=== Begin Enclosure ===

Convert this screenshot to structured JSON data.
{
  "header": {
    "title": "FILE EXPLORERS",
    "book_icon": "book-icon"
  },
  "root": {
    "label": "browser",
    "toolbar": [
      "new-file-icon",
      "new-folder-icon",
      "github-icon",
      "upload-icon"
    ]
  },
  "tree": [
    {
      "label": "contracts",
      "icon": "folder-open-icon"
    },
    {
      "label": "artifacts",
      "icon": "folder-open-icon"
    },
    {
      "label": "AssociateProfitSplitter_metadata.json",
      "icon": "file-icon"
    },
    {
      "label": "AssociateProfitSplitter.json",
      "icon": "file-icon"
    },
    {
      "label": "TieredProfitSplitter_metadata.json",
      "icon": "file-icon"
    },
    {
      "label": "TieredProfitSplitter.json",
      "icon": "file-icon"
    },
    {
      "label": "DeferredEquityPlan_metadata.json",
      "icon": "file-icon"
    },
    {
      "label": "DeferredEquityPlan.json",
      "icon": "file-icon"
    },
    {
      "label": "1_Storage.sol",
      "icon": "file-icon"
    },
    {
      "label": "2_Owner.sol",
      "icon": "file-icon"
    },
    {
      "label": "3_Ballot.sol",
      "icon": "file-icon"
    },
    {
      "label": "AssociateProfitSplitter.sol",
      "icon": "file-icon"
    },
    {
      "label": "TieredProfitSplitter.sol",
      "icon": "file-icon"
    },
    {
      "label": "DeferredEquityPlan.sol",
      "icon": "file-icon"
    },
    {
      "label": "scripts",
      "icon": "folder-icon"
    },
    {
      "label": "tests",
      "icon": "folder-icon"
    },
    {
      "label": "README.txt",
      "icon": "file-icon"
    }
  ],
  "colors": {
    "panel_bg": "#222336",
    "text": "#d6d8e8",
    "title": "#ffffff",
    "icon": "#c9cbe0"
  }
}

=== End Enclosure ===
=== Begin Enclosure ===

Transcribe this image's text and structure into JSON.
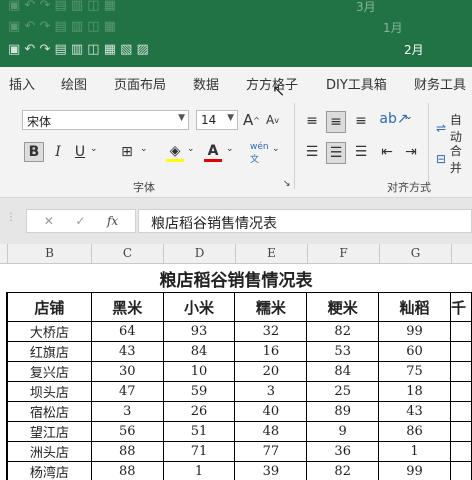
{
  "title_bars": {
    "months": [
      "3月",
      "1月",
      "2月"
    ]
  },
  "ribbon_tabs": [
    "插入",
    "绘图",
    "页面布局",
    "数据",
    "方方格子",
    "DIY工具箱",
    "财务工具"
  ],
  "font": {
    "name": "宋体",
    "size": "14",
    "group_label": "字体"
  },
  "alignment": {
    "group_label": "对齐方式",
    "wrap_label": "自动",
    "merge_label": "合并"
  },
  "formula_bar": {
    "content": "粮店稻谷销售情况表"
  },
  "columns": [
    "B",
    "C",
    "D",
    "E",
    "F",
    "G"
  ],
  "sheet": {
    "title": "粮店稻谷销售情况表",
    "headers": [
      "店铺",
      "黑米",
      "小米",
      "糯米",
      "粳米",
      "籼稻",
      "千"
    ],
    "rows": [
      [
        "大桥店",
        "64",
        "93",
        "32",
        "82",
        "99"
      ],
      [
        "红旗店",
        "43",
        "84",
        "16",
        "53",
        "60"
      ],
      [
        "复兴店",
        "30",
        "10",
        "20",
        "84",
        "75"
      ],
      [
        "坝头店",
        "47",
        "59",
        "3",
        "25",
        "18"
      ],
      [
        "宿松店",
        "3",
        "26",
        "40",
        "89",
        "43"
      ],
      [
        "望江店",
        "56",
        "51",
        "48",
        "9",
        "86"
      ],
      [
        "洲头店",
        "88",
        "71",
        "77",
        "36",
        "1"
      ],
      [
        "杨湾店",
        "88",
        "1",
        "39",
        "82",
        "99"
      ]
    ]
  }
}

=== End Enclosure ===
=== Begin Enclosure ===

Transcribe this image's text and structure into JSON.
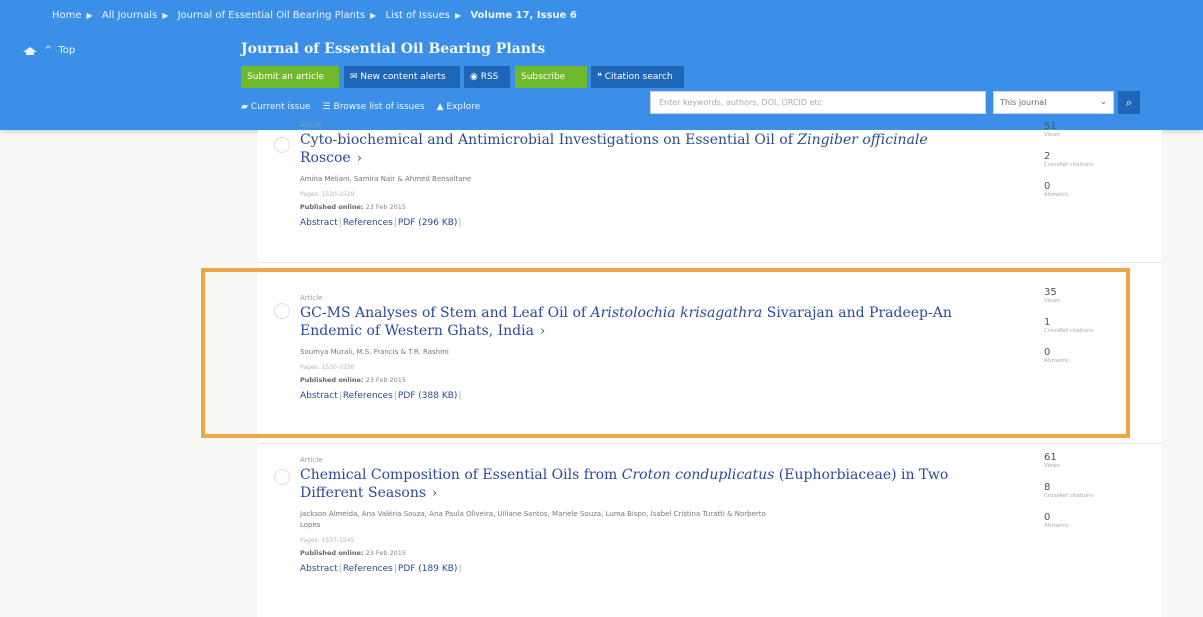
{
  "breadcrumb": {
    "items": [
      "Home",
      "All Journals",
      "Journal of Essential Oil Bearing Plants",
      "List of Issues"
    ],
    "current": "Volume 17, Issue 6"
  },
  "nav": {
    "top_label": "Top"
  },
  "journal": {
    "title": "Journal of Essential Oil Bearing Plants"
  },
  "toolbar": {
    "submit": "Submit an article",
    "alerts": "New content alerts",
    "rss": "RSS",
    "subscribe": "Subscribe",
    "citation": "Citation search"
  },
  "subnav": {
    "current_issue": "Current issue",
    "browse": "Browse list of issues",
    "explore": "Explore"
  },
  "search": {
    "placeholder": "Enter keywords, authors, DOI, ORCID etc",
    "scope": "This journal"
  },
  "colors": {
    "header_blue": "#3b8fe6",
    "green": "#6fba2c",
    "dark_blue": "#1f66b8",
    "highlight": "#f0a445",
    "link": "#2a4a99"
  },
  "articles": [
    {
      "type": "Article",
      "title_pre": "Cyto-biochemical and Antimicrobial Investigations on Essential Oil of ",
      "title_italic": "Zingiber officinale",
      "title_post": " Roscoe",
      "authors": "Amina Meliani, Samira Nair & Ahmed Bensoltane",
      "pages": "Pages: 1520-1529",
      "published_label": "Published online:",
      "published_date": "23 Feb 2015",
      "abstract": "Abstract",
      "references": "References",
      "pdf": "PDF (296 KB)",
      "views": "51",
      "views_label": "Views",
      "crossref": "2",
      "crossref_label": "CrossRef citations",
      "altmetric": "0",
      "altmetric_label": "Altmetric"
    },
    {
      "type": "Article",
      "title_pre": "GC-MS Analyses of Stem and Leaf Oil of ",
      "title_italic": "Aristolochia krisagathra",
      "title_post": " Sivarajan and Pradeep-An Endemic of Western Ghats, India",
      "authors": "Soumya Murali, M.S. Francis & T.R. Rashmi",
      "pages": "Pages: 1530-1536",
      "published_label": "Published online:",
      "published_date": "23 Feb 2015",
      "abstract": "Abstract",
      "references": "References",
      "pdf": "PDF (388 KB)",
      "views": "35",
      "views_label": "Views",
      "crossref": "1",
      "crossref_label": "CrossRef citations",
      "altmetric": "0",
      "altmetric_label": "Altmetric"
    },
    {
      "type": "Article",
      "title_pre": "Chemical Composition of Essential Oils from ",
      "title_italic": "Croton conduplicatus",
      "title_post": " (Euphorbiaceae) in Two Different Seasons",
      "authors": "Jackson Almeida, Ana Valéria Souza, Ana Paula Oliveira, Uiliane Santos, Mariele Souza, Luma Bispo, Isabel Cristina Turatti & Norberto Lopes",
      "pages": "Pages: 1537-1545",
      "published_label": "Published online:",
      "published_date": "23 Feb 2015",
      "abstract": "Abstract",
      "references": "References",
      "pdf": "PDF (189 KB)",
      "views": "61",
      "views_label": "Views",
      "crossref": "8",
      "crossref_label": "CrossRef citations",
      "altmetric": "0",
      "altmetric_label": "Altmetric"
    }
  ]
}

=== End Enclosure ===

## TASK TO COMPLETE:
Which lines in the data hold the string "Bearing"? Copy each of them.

## YOUR SOLUTION:
      "Journal of Essential Oil Bearing Plants",
    "title": "Journal of Essential Oil Bearing Plants"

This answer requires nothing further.